The Seay House, believed to be one of the oldest dwellings still standing in the City of Spartanburg, is a log and frame structure on the crest of the hill on Darby Road. The oldest portion of the house is a typical Scots-Irish, one room, one-and-one-half story, log house. The logs are hand hewn, and the foundation is fieldstone. The pipestem chimney, also made of fieldstone, is a style commonly found in Virginia but quite unusual for upstate South Carolina. Although a definite construction date for the log portion has not been established, evidence indicates that it was built prior to 1850, possibly as early as the late eighteenth century. Only two of the late nineteenth-century frame additions remain. We focus on the lives of the three Seay sisters who lived in the house in the late 1800s/early 1900s and the daily activities they pursued to run a small farmstead during that time.

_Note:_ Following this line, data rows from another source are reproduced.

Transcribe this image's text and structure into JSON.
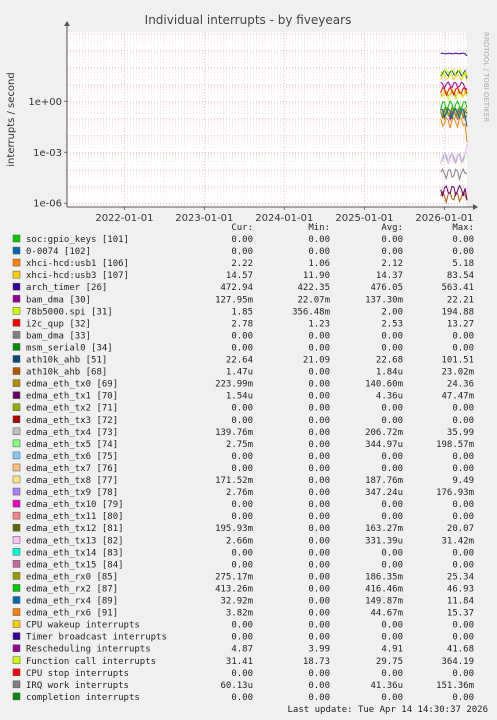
{
  "chart_data": {
    "type": "line",
    "title": "Individual interrupts - by fiveyears",
    "ylabel": "interrupts / second",
    "yscale": "log",
    "ylim": [
      6e-07,
      12000
    ],
    "y_ticks": [
      "1e-06",
      "1e-03",
      "1e+00"
    ],
    "x_ticks": [
      "2022-01-01",
      "2023-01-01",
      "2024-01-01",
      "2025-01-01",
      "2026-01-01"
    ],
    "grid": true,
    "side_label": "RRDTOOL / TOBI OETIKER",
    "columns": [
      "Cur:",
      "Min:",
      "Avg:",
      "Max:"
    ],
    "series": [
      {
        "name": "soc:gpio_keys [101]",
        "color": "#00cc00",
        "cur": "0.00",
        "min": "0.00",
        "avg": "0.00",
        "max": "0.00"
      },
      {
        "name": "0-0074 [102]",
        "color": "#0066b3",
        "cur": "0.00",
        "min": "0.00",
        "avg": "0.00",
        "max": "0.00"
      },
      {
        "name": "xhci-hcd:usb1 [106]",
        "color": "#ff8000",
        "cur": "2.22",
        "min": "1.06",
        "avg": "2.12",
        "max": "5.18"
      },
      {
        "name": "xhci-hcd:usb3 [107]",
        "color": "#ffcc00",
        "cur": "14.57",
        "min": "11.90",
        "avg": "14.37",
        "max": "83.54"
      },
      {
        "name": "arch_timer [26]",
        "color": "#330099",
        "cur": "472.94",
        "min": "422.35",
        "avg": "476.05",
        "max": "563.41"
      },
      {
        "name": "bam_dma [30]",
        "color": "#990099",
        "cur": "127.95m",
        "min": "22.07m",
        "avg": "137.30m",
        "max": "22.21"
      },
      {
        "name": "78b5000.spi [31]",
        "color": "#ccff00",
        "cur": "1.85",
        "min": "356.48m",
        "avg": "2.00",
        "max": "194.88"
      },
      {
        "name": "i2c_qup [32]",
        "color": "#ff0000",
        "cur": "2.78",
        "min": "1.23",
        "avg": "2.53",
        "max": "13.27"
      },
      {
        "name": "bam_dma [33]",
        "color": "#808080",
        "cur": "0.00",
        "min": "0.00",
        "avg": "0.00",
        "max": "0.00"
      },
      {
        "name": "msm_serial0 [34]",
        "color": "#008f00",
        "cur": "0.00",
        "min": "0.00",
        "avg": "0.00",
        "max": "0.00"
      },
      {
        "name": "ath10k_ahb [51]",
        "color": "#00487d",
        "cur": "22.64",
        "min": "21.09",
        "avg": "22.68",
        "max": "101.51"
      },
      {
        "name": "ath10k_ahb [68]",
        "color": "#b35a00",
        "cur": "1.47u",
        "min": "0.00",
        "avg": "1.84u",
        "max": "23.02m"
      },
      {
        "name": "edma_eth_tx0 [69]",
        "color": "#b38f00",
        "cur": "223.99m",
        "min": "0.00",
        "avg": "140.60m",
        "max": "24.36"
      },
      {
        "name": "edma_eth_tx1 [70]",
        "color": "#6b006b",
        "cur": "1.54u",
        "min": "0.00",
        "avg": "4.36u",
        "max": "47.47m"
      },
      {
        "name": "edma_eth_tx2 [71]",
        "color": "#8fb300",
        "cur": "0.00",
        "min": "0.00",
        "avg": "0.00",
        "max": "0.00"
      },
      {
        "name": "edma_eth_tx3 [72]",
        "color": "#b30000",
        "cur": "0.00",
        "min": "0.00",
        "avg": "0.00",
        "max": "0.00"
      },
      {
        "name": "edma_eth_tx4 [73]",
        "color": "#bebebe",
        "cur": "139.76m",
        "min": "0.00",
        "avg": "206.72m",
        "max": "35.99"
      },
      {
        "name": "edma_eth_tx5 [74]",
        "color": "#80ff80",
        "cur": "2.75m",
        "min": "0.00",
        "avg": "344.97u",
        "max": "198.57m"
      },
      {
        "name": "edma_eth_tx6 [75]",
        "color": "#80c9ff",
        "cur": "0.00",
        "min": "0.00",
        "avg": "0.00",
        "max": "0.00"
      },
      {
        "name": "edma_eth_tx7 [76]",
        "color": "#ffc080",
        "cur": "0.00",
        "min": "0.00",
        "avg": "0.00",
        "max": "0.00"
      },
      {
        "name": "edma_eth_tx8 [77]",
        "color": "#ffe680",
        "cur": "171.52m",
        "min": "0.00",
        "avg": "187.76m",
        "max": "9.49"
      },
      {
        "name": "edma_eth_tx9 [78]",
        "color": "#aa80ff",
        "cur": "2.76m",
        "min": "0.00",
        "avg": "347.24u",
        "max": "176.93m"
      },
      {
        "name": "edma_eth_tx10 [79]",
        "color": "#ee00cc",
        "cur": "0.00",
        "min": "0.00",
        "avg": "0.00",
        "max": "0.00"
      },
      {
        "name": "edma_eth_tx11 [80]",
        "color": "#ff8080",
        "cur": "0.00",
        "min": "0.00",
        "avg": "0.00",
        "max": "0.00"
      },
      {
        "name": "edma_eth_tx12 [81]",
        "color": "#666600",
        "cur": "195.93m",
        "min": "0.00",
        "avg": "163.27m",
        "max": "20.07"
      },
      {
        "name": "edma_eth_tx13 [82]",
        "color": "#ffbfff",
        "cur": "2.66m",
        "min": "0.00",
        "avg": "331.39u",
        "max": "31.42m"
      },
      {
        "name": "edma_eth_tx14 [83]",
        "color": "#00ffcc",
        "cur": "0.00",
        "min": "0.00",
        "avg": "0.00",
        "max": "0.00"
      },
      {
        "name": "edma_eth_tx15 [84]",
        "color": "#cc6699",
        "cur": "0.00",
        "min": "0.00",
        "avg": "0.00",
        "max": "0.00"
      },
      {
        "name": "edma_eth_rx0 [85]",
        "color": "#999900",
        "cur": "275.17m",
        "min": "0.00",
        "avg": "186.35m",
        "max": "25.34"
      },
      {
        "name": "edma_eth_rx2 [87]",
        "color": "#00cc00",
        "cur": "413.26m",
        "min": "0.00",
        "avg": "416.46m",
        "max": "46.93"
      },
      {
        "name": "edma_eth_rx4 [89]",
        "color": "#0066b3",
        "cur": "32.92m",
        "min": "0.00",
        "avg": "149.87m",
        "max": "11.84"
      },
      {
        "name": "edma_eth_rx6 [91]",
        "color": "#ff8000",
        "cur": "3.82m",
        "min": "0.00",
        "avg": "44.67m",
        "max": "15.37"
      },
      {
        "name": "CPU wakeup interrupts",
        "color": "#ffcc00",
        "cur": "0.00",
        "min": "0.00",
        "avg": "0.00",
        "max": "0.00"
      },
      {
        "name": "Timer broadcast interrupts",
        "color": "#330099",
        "cur": "0.00",
        "min": "0.00",
        "avg": "0.00",
        "max": "0.00"
      },
      {
        "name": "Rescheduling interrupts",
        "color": "#990099",
        "cur": "4.87",
        "min": "3.99",
        "avg": "4.91",
        "max": "41.68"
      },
      {
        "name": "Function call interrupts",
        "color": "#ccff00",
        "cur": "31.41",
        "min": "18.73",
        "avg": "29.75",
        "max": "364.19"
      },
      {
        "name": "CPU stop interrupts",
        "color": "#ff0000",
        "cur": "0.00",
        "min": "0.00",
        "avg": "0.00",
        "max": "0.00"
      },
      {
        "name": "IRQ work interrupts",
        "color": "#808080",
        "cur": "60.13u",
        "min": "0.00",
        "avg": "41.36u",
        "max": "151.36m"
      },
      {
        "name": "completion interrupts",
        "color": "#008f00",
        "cur": "0.00",
        "min": "0.00",
        "avg": "0.00",
        "max": "0.00"
      }
    ],
    "last_update": "Last update: Tue Apr 14 14:30:37 2026"
  }
}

Preservation efforts relating to this structure began in the early 1970s. The site was nominated and placed on the National Register of Historic Places on October 7, 1971. Preservation efforts of the Spartanburg County Historical Association began with the purchase of the property in 1974. The first phase of the initial restoration efforts began in 1975. The house restoration resulting from the initial preservation efforts was so noteworthy that the South Carolina Institute of Architects presented the Association an award for the most outstanding architectural restoration project in the state for 1979. The Seay House was dedicated on April 26, 1981, and opened to the public.
Other Projects & Activities

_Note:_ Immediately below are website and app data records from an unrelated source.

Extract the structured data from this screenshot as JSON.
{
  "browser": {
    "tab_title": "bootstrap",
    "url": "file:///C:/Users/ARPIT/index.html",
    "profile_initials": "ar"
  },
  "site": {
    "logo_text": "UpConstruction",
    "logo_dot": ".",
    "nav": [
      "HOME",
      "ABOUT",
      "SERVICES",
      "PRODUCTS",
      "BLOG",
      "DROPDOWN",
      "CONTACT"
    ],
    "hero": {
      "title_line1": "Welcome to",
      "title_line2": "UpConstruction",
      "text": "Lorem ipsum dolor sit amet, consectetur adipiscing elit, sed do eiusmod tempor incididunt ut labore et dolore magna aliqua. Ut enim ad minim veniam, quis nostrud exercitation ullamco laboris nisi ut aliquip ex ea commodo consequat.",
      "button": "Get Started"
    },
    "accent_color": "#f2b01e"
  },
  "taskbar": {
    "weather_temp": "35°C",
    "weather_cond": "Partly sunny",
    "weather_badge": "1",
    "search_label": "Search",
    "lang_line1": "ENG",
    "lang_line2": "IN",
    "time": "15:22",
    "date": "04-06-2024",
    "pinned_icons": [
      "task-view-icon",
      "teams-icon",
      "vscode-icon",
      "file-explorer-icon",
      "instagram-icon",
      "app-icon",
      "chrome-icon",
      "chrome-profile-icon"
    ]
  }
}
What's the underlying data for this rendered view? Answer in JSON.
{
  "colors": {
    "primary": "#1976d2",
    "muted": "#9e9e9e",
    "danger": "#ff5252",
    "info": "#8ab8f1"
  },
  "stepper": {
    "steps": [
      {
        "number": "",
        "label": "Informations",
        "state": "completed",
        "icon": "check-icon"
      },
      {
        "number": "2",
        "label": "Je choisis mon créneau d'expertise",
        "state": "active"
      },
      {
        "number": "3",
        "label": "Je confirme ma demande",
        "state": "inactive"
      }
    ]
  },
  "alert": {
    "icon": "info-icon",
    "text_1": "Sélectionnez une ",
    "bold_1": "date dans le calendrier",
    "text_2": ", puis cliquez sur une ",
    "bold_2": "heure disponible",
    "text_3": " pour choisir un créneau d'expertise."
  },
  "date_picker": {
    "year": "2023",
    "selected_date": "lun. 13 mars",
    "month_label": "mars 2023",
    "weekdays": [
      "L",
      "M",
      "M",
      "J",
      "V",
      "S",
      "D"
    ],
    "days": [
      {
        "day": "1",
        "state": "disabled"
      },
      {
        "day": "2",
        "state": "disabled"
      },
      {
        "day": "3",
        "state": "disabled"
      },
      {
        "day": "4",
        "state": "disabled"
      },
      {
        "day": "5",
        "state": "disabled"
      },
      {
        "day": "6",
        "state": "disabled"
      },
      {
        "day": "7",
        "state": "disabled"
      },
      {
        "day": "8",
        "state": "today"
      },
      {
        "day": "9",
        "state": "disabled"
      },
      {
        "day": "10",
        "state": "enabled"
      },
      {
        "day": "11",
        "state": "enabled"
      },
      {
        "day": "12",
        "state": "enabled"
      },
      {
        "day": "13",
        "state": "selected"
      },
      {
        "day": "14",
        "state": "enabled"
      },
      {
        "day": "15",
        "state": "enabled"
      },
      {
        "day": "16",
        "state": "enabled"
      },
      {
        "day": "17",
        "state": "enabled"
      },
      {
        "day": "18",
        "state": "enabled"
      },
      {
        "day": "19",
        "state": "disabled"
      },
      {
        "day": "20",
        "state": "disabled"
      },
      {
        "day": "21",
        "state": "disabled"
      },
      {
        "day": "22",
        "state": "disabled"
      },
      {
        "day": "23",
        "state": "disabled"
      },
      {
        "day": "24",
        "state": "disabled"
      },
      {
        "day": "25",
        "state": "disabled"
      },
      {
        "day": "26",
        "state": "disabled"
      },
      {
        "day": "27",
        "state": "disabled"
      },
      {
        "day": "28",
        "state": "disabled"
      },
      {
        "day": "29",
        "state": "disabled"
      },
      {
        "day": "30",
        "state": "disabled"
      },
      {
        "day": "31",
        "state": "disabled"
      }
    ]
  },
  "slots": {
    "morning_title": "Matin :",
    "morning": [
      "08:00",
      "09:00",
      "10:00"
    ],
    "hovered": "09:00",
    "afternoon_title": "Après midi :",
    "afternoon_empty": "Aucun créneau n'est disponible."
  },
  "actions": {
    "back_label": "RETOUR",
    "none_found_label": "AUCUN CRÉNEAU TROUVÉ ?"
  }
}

General Daniel Morgan Monument
The big event of the week in nineteenth-century Spartanburg was Sales Day. Every Monday, wagons carrying provisions and goods from the county and from the North Carolina mountains would gather in Morgan Square. People who had traveled far camped out by the spring behind the courthouse. Not only was this market day for everyone in the area, but it was also an opportunity to exchange gossip, visit with neighbors, and frequent the local shops and saloons. Morgan Square has been at the heart of Spartanburg trade and commerce since 1787, when settlers began construction of a log courthouse, jail, pillory, whipping post and stocks. The Square was named for the Revolutionary War general after the statue of Daniel Morgan was erected and dedicated in 1881.

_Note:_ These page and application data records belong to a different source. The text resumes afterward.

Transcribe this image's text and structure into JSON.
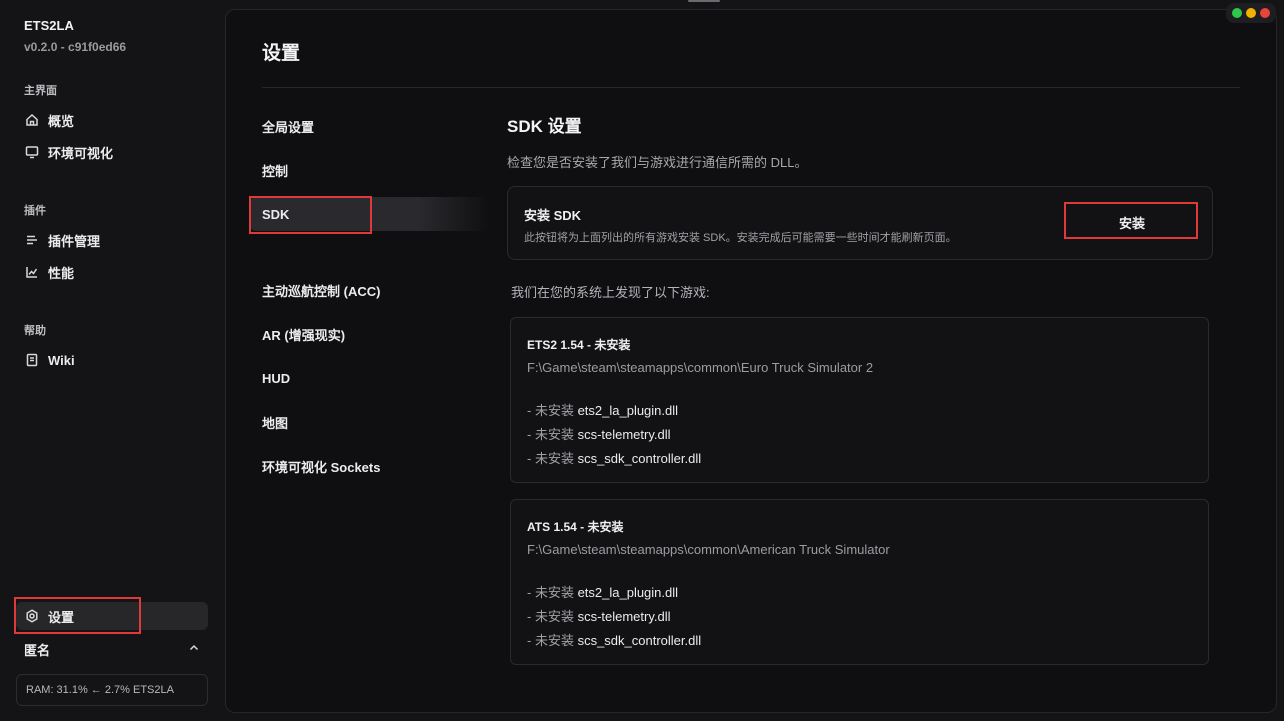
{
  "app": {
    "title": "ETS2LA",
    "version": "v0.2.0 - c91f0ed66"
  },
  "sidebar": {
    "sections": [
      {
        "label": "主界面",
        "items": [
          {
            "label": "概览",
            "icon": "home-icon"
          },
          {
            "label": "环境可视化",
            "icon": "monitor-icon"
          }
        ]
      },
      {
        "label": "插件",
        "items": [
          {
            "label": "插件管理",
            "icon": "list-icon"
          },
          {
            "label": "性能",
            "icon": "chart-icon"
          }
        ]
      },
      {
        "label": "帮助",
        "items": [
          {
            "label": "Wiki",
            "icon": "book-icon"
          }
        ]
      }
    ],
    "settings_label": "设置",
    "user_label": "匿名",
    "ram_status": "RAM: 31.1% ← 2.7% ETS2LA"
  },
  "page": {
    "title": "设置",
    "subnav": [
      "全局设置",
      "控制",
      "SDK",
      "主动巡航控制 (ACC)",
      "AR (增强现实)",
      "HUD",
      "地图",
      "环境可视化 Sockets"
    ],
    "active_subnav": "SDK"
  },
  "sdk": {
    "title": "SDK 设置",
    "description": "检查您是否安装了我们与游戏进行通信所需的 DLL。",
    "install_card": {
      "title": "安装 SDK",
      "description": "此按钮将为上面列出的所有游戏安装 SDK。安装完成后可能需要一些时间才能刷新页面。",
      "button_label": "安装"
    },
    "found_label": "我们在您的系统上发现了以下游戏:",
    "games": [
      {
        "title": "ETS2 1.54 - 未安装",
        "path": "F:\\Game\\steam\\steamapps\\common\\Euro Truck Simulator 2",
        "dlls": [
          {
            "status": "- 未安装 ",
            "name": "ets2_la_plugin.dll"
          },
          {
            "status": "- 未安装 ",
            "name": "scs-telemetry.dll"
          },
          {
            "status": "- 未安装 ",
            "name": "scs_sdk_controller.dll"
          }
        ]
      },
      {
        "title": "ATS 1.54 - 未安装",
        "path": "F:\\Game\\steam\\steamapps\\common\\American Truck Simulator",
        "dlls": [
          {
            "status": "- 未安装 ",
            "name": "ets2_la_plugin.dll"
          },
          {
            "status": "- 未安装 ",
            "name": "scs-telemetry.dll"
          },
          {
            "status": "- 未安装 ",
            "name": "scs_sdk_controller.dll"
          }
        ]
      }
    ]
  },
  "colors": {
    "highlight_outline": "#e0393a",
    "close": "#2ec94a",
    "minimize": "#f0b400",
    "maximize": "#e8443a"
  }
}
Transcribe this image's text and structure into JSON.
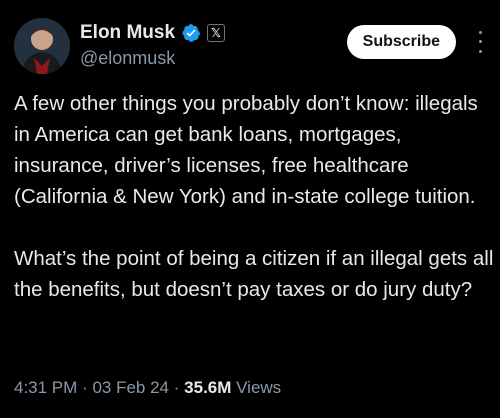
{
  "author": {
    "display_name": "Elon Musk",
    "handle": "@elonmusk",
    "verified_icon": "verified-badge-icon",
    "affiliation_icon": "x-logo-icon",
    "affiliation_glyph": "𝕏"
  },
  "actions": {
    "subscribe_label": "Subscribe",
    "more_icon": "more-options-icon"
  },
  "tweet": {
    "text": "A few other things you probably don’t know: illegals in America can get bank loans, mortgages, insurance, driver’s licenses, free healthcare (California & New York) and in-state college tuition.\n\nWhat’s the point of being a citizen if an illegal gets all the benefits, but doesn’t pay taxes or do jury duty?"
  },
  "meta": {
    "time": "4:31 PM",
    "separator": "·",
    "date": "03 Feb 24",
    "views_count": "35.6M",
    "views_label": "Views"
  },
  "colors": {
    "background": "#000000",
    "text": "#e7e9ea",
    "secondary_text": "#8b98a5",
    "verified": "#1d9bf0",
    "button_bg": "#ffffff"
  }
}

For more than 100 years, the Morgan Monument has been a reminder, not only of the valor of early Spartans at the Battle of the Cowpens in 1781, but of the first cooperative effort of all 13 original states and the federal government after the Civil War. The shaft of granite and the bronze statue of Morgan was the work of sculptor J.Q.A. Ward. Congress voted $23,000 to pay for the work, and the city and county of Spartanburg shared the cost of the base and labor.
In November 1987, the Ward statue was returned to Spartanburg from Philadelphia where it had been displayed as part of the Bicentennial celebration of the U.S. Constitution. During this time, the statue was restored to its original glory by sculptor Eleftherios Kaardadoulias through the generosity of local citizens in an effort spearheaded by the late preservationist Peggy Gignilliat.
The Peggy T. Gignilliat Preservation Award
In 1989, the Association created the Peggy T. Gignilliat Award to recognize Mrs. Gignilliat's tireless preservation efforts in Spartanburg County. This award is given to those who are following in her footsteps. The award for preservation is based on the following criteria: